scipy.signal.dfreqresp¶

scipy.signal.
dfreqresp
(system, w=None, n=10000, whole=False)[source]¶ Calculate the frequency response of a discretetime system.
Parameters: system : an instance of the
dlti
class or a tuple describing the system.The following gives the number of elements in the tuple and the interpretation:
 1 (instance of
dlti
)  2 (numerator, denominator, dt)
 3 (zeros, poles, gain, dt)
 4 (A, B, C, D, dt)
w : array_like, optional
Array of frequencies (in radians/sample). Magnitude and phase data is calculated for every value in this array. If not given a reasonable set will be calculated.
n : int, optional
Number of frequency points to compute if w is not given. The n frequencies are logarithmically spaced in an interval chosen to include the influence of the poles and zeros of the system.
whole : bool, optional
Normally, if ‘w’ is not given, frequencies are computed from 0 to the Nyquist frequency, pi radians/sample (upperhalf of unitcircle). If whole is True, compute frequencies from 0 to 2*pi radians/sample.
Returns: w : 1D ndarray
Frequency array [radians/sample]
H : 1D ndarray
Array of complex magnitude values
Notes
If (num, den) is passed in for
system
, coefficients for both the numerator and denominator should be specified in descending exponent order (e.g.z^2 + 3z + 5
would be represented as[1, 3, 5]
).New in version 0.18.0.
Examples
Generating the Nyquist plot of a transfer function
>>> from scipy import signal >>> import matplotlib.pyplot as plt
Transfer function: H(z) = 1 / (z^2 + 2z + 3)
>>> sys = signal.TransferFunction([1], [1, 2, 3], dt=0.05)

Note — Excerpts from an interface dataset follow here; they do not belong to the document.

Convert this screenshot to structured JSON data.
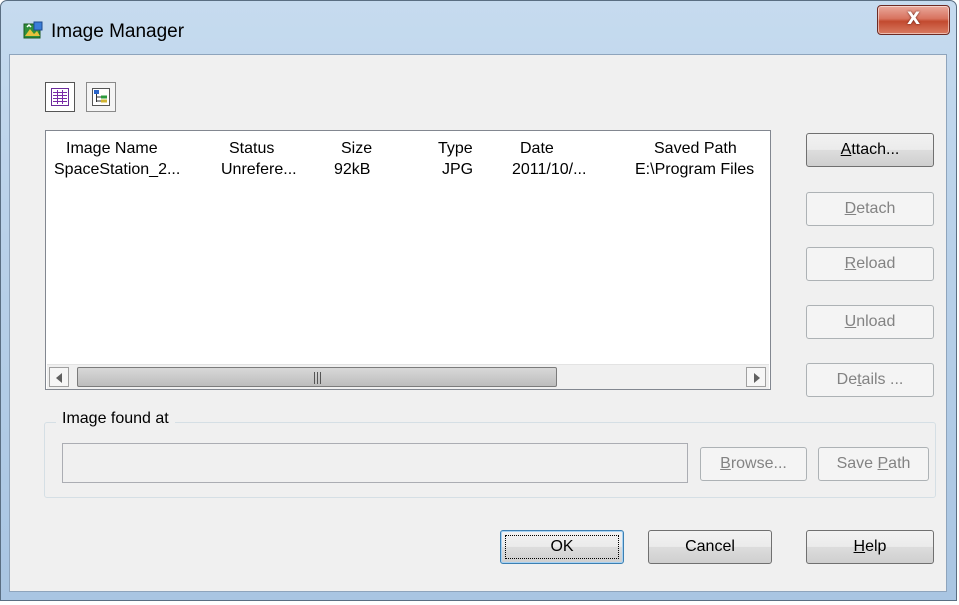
{
  "window": {
    "title": "Image Manager",
    "close_glyph": "X"
  },
  "toolbar": {
    "list_view_icon": "list-view-icon",
    "tree_view_icon": "tree-view-icon"
  },
  "table": {
    "columns": [
      "Image Name",
      "Status",
      "Size",
      "Type",
      "Date",
      "Saved Path"
    ],
    "rows": [
      [
        "SpaceStation_2...",
        "Unrefere...",
        "92kB",
        "JPG",
        "2011/10/...",
        "E:\\Program Files"
      ]
    ]
  },
  "side_buttons": {
    "attach": {
      "pre": "",
      "key": "A",
      "post": "ttach..."
    },
    "detach": {
      "pre": "",
      "key": "D",
      "post": "etach"
    },
    "reload": {
      "pre": "",
      "key": "R",
      "post": "eload"
    },
    "unload": {
      "pre": "",
      "key": "U",
      "post": "nload"
    },
    "details": {
      "pre": "De",
      "key": "t",
      "post": "ails ..."
    }
  },
  "found_at": {
    "label": "Image found at",
    "value": "",
    "browse": {
      "pre": "",
      "key": "B",
      "post": "rowse..."
    },
    "save_path": {
      "pre": "Save ",
      "key": "P",
      "post": "ath"
    }
  },
  "footer": {
    "ok": "OK",
    "cancel": "Cancel",
    "help": {
      "pre": "",
      "key": "H",
      "post": "elp"
    }
  },
  "colors": {
    "title_gradient": "#b9d1e9",
    "close_button": "#c24a2f",
    "dialog_bg": "#f0f0f0",
    "disabled_text": "#838383"
  }
}
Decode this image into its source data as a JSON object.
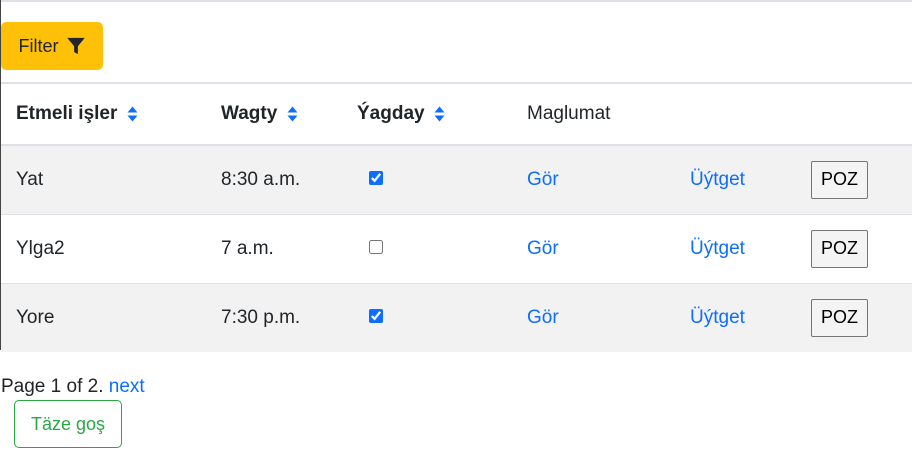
{
  "filter": {
    "label": "Filter",
    "icon": "funnel-icon",
    "color": "#ffc107"
  },
  "table": {
    "headers": {
      "task": "Etmeli işler",
      "time": "Wagty",
      "status": "Ýagday",
      "info": "Maglumat"
    },
    "sort_icon": "sort-arrows-icon",
    "rows": [
      {
        "task": "Yat",
        "time": "8:30 a.m.",
        "done": true,
        "view": "Gör",
        "edit": "Üýtget",
        "delete": "POZ"
      },
      {
        "task": "Ylga2",
        "time": "7 a.m.",
        "done": false,
        "view": "Gör",
        "edit": "Üýtget",
        "delete": "POZ"
      },
      {
        "task": "Yore",
        "time": "7:30 p.m.",
        "done": true,
        "view": "Gör",
        "edit": "Üýtget",
        "delete": "POZ"
      }
    ]
  },
  "pagination": {
    "text": "Page 1 of 2.",
    "next": "next"
  },
  "add_button": {
    "label": "Täze goş",
    "color": "#28a745"
  },
  "colors": {
    "link": "#0d6efd",
    "stripe": "#f2f2f2"
  }
}
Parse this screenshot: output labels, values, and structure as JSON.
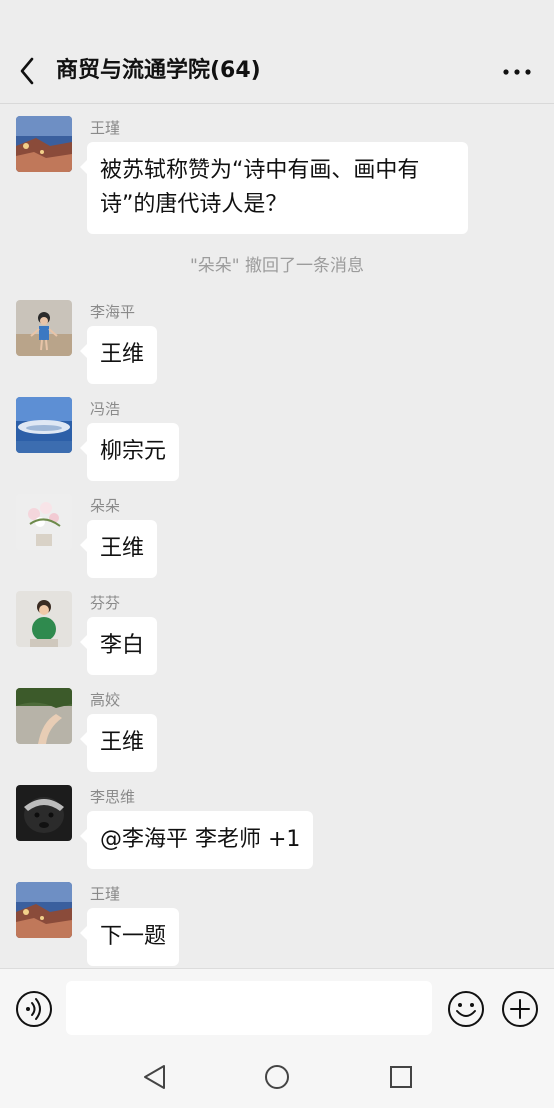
{
  "header": {
    "title": "商贸与流通学院(64)",
    "back_icon": "chevron-left-icon",
    "more_icon": "more-dots-icon"
  },
  "messages": [
    {
      "sender": "王瑾",
      "text_line1": "被苏轼称赞为“诗中有画、画中有",
      "text_line2": "诗”的唐代诗人是？"
    },
    {
      "sender": "李海平",
      "text": "王维"
    },
    {
      "sender": "冯浩",
      "text": "柳宗元"
    },
    {
      "sender": "朵朵",
      "text": "王维"
    },
    {
      "sender": "芬芬",
      "text": "李白"
    },
    {
      "sender": "高姣",
      "text": "王维"
    },
    {
      "sender": "李思维",
      "text": "@李海平 李老师 +1"
    },
    {
      "sender": "王瑾",
      "text": "下一题"
    }
  ],
  "system_notice": "\"朵朵\" 撤回了一条消息",
  "input": {
    "value": "",
    "voice_icon": "voice-icon",
    "emoji_icon": "emoji-icon",
    "plus_icon": "plus-icon"
  },
  "navbar": {
    "back_icon": "nav-back-icon",
    "home_icon": "nav-home-icon",
    "recent_icon": "nav-recent-icon"
  },
  "colors": {
    "background": "#ededed",
    "bubble": "#ffffff",
    "sender_name": "#8a8a8a",
    "system_text": "#9c9c9c"
  }
}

>>> w, H = signal.dfreqresp(sys)
>>> plt.figure() >>> plt.plot(H.real, H.imag, "b") >>> plt.plot(H.real, H.imag, "r") >>> plt.show()
 1 (instance of